Under either the assets-over or assets-up form, every partnership division contains a contribution into a partnership and a distribution out of a partnership. While partnership contributions and distributions generally are nonrecognition transactions, numerous exceptions could result in a taxable transaction.
Below is a checklist to help consider the U.S. federal income tax consequences of some of these exceptions.
Secs. 721(b) and 721(c): Contributions into a partnership are not tax-deferred if the investment company or related foreign partner exceptions apply.
- Is a recipient or resulting partnership an "investment company" under Secs. 721(b) and 351?
- Does a recipient or resulting partnership have any related foreign partners under Sec. 721(c)?
Sec. 751(b) — disproportionate distributions: Distributions that result in a shift in any partner's share of "hot" or "cold" assets are treated as a sale or exchange of the property between the distributee and the partnership.
- Are any of the distributions from the divided or prior partnership made disproportionately to the partner's interests?
If disproportionate distributions are made, consider whether Prop. Regs. Sec. 1.751-1(b) may help address this concern.
Secs. 731(a) and 752(b) — deemed distributions from liability shifts: The decrease in a partner's share of liabilities, or any decrease in a partner's individual liabilities by reason of the assumption by the partnership of the individual liabilities, is considered a distribution of money to the partner by the partnership. In addition, a partner recognizes gain to the extent that any money distributed exceeds the adjusted basis of the partner's interest in the partnership.
- Does the allocation of liabilities shift in the divided, recipient, or resulting partnership such that a partner may recognize a distribution in excess of basis?
Secs. 704(c)(1)(B) and 737 — the "mixing-bowl rules": The mixing-bowl rules are intended to prevent partners from using a partnership to swap property in a nonrecognition transaction. If a partner has contributed property within the past seven years and either (1) that property is distributed to a different partner, or (2) different property is distributed to the contributing partner, then tax-deferred treatment is turned off and gain may be recognized.
- Will any partner that contributed property to the divided or prior partnership within the past seven years receive a distribution of either assets or partnership interests?
Note that the partnership division will restart the seven-year clock for any mixing-bowl applicable transactions on a go-forward basis for a recipient or resulting partnership. Consider also the application of the successor rules under Regs. Secs. 1.704-4(d)(2) and 1.737-1(c)(2)(iii) on the deemed contribution of assets under the assets-over form.
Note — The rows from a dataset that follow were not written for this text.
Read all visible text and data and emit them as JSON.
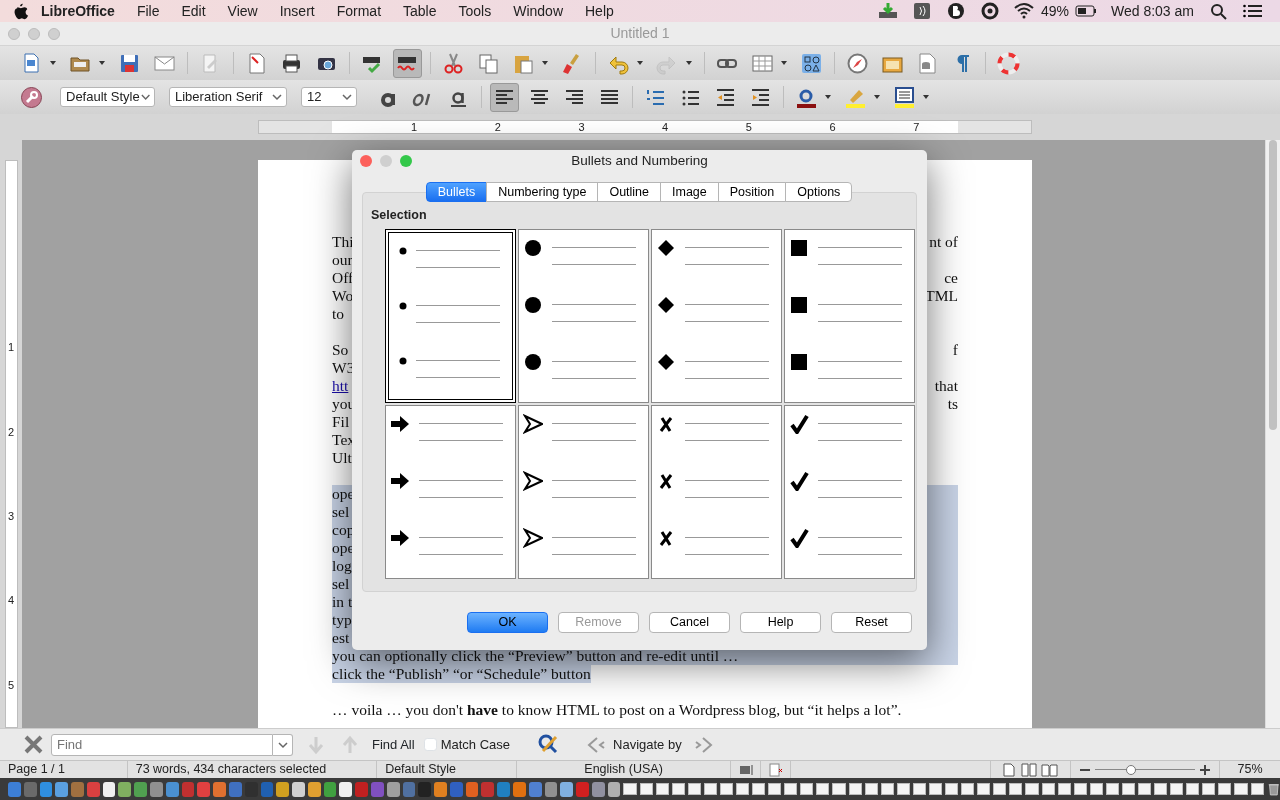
{
  "menubar": {
    "app_name": "LibreOffice",
    "menus": [
      "File",
      "Edit",
      "View",
      "Insert",
      "Format",
      "Table",
      "Tools",
      "Window",
      "Help"
    ],
    "battery": "49%",
    "clock": "Wed 8:03 am"
  },
  "window": {
    "title": "Untitled 1"
  },
  "standard_toolbar": {
    "autospell": {
      "on": true
    },
    "redo": {
      "disabled": true
    }
  },
  "formatting_toolbar": {
    "paragraph_style": "Default Style",
    "font_name": "Liberation Serif",
    "font_size": "12",
    "alignment": [
      {
        "selected": true
      },
      {
        "selected": false
      },
      {
        "selected": false
      },
      {
        "selected": false
      }
    ]
  },
  "ruler": {
    "horizontal_numbers": [
      "1",
      "2",
      "3",
      "4",
      "5",
      "6",
      "7"
    ],
    "vertical_numbers": [
      "1",
      "2",
      "3",
      "4",
      "5"
    ]
  },
  "document": {
    "paragraphs": [
      {
        "selected": false,
        "lines": [
          {
            "kind": "fragments",
            "left": "Thi",
            "right": "nt of"
          },
          {
            "kind": "fragments",
            "left": "our"
          },
          {
            "kind": "fragments",
            "left": "Off",
            "right": "ce"
          },
          {
            "kind": "fragments",
            "left": "Wo",
            "right": "TML"
          },
          {
            "kind": "fragments",
            "left": "to"
          }
        ]
      },
      {
        "selected": false,
        "lines": [
          {
            "kind": "fragments",
            "left": "So",
            "right": "f"
          },
          {
            "kind": "fragments",
            "left": "W3"
          },
          {
            "kind": "fragments",
            "left": "htt",
            "right": "that",
            "link": true
          },
          {
            "kind": "fragments",
            "left": "you",
            "right": "ts"
          },
          {
            "kind": "fragments",
            "left": "Fil"
          },
          {
            "kind": "fragments",
            "left": "Tex"
          },
          {
            "kind": "fragments",
            "left": "Ult"
          }
        ]
      },
      {
        "selected": true,
        "lines": [
          {
            "kind": "fragments",
            "left": "ope"
          },
          {
            "kind": "fragments",
            "left": "sel"
          },
          {
            "kind": "fragments",
            "left": "cop"
          },
          {
            "kind": "fragments",
            "left": "ope"
          },
          {
            "kind": "fragments",
            "left": "log"
          },
          {
            "kind": "fragments",
            "left": "sel"
          },
          {
            "kind": "fragments",
            "left": "in t"
          },
          {
            "kind": "fragments",
            "left": "typ"
          },
          {
            "kind": "fragments",
            "left": "est"
          },
          {
            "kind": "full",
            "text": "you can optionally click the “Preview” button and re-edit until …"
          },
          {
            "kind": "full",
            "text": "click the “Publish” “or “Schedule” button"
          }
        ]
      },
      {
        "selected": false,
        "lines": [
          {
            "kind": "full",
            "text": "… voila …  you don't **have** to know HTML to post on a Wordpress blog, but “it helps a lot”."
          }
        ]
      }
    ]
  },
  "dialog": {
    "title": "Bullets and Numbering",
    "tabs": [
      {
        "label": "Bullets",
        "selected": true
      },
      {
        "label": "Numbering type",
        "selected": false
      },
      {
        "label": "Outline",
        "selected": false
      },
      {
        "label": "Image",
        "selected": false
      },
      {
        "label": "Position",
        "selected": false
      },
      {
        "label": "Options",
        "selected": false
      }
    ],
    "section_label": "Selection",
    "presets": [
      {
        "kind": "small-dot",
        "selected": true
      },
      {
        "kind": "large-dot",
        "selected": false
      },
      {
        "kind": "diamond",
        "selected": false
      },
      {
        "kind": "square",
        "selected": false
      },
      {
        "kind": "arrow",
        "selected": false
      },
      {
        "kind": "arrowhead",
        "selected": false
      },
      {
        "kind": "cross",
        "selected": false
      },
      {
        "kind": "check",
        "selected": false
      }
    ],
    "buttons": [
      {
        "label": "OK",
        "default": true,
        "disabled": false
      },
      {
        "label": "Remove",
        "default": false,
        "disabled": true
      },
      {
        "label": "Cancel",
        "default": false,
        "disabled": false
      },
      {
        "label": "Help",
        "default": false,
        "disabled": false
      },
      {
        "label": "Reset",
        "default": false,
        "disabled": false
      }
    ]
  },
  "find_toolbar": {
    "placeholder": "Find",
    "find_all": "Find All",
    "match_case": {
      "label": "Match Case",
      "checked": false
    },
    "navigate_by": "Navigate by"
  },
  "status_bar": {
    "page": "Page 1 / 1",
    "word_count": "73 words, 434 characters selected",
    "page_style": "Default Style",
    "language": "English (USA)",
    "zoom": {
      "level": 0.36,
      "reading": "75%"
    }
  }
}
Sec. 707(a)(2)(B) — the "disguised-sale rules": If a transfer of property by a partner to a partnership and one or more transfers of money or other consideration by the partnership to that partner are made, the transfers may be treated as a sale of property between the partner and partnership. Transfers made within two years are presumed to be a sale unless the facts and circumstances clearly establish that the transfers do not constitute a sale, and ordering does not matter.
- Did any partner contribute money or property to the divided or prior partnership within the past two years?
- Do any of the contributions to a recipient or resulting partnership involve nonqualified liabilities?
Like the mixing-bowl rules, the contribution of property into a new partnership will restart a two-year clock to monitor disguised sales on a go-forward basis for a recipient or resulting partnership.
Christine M. Turgeon, CPA, is a partner with PricewaterhouseCoopers LLP, Washington National Tax Services, in New York City.
For additional information about these items, contact Ms. Turgeon at 973-202-6615 or firstname.lastname@example.org.
Unless otherwise noted, contributors are members of or associated with PricewaterhouseCoopers LLP.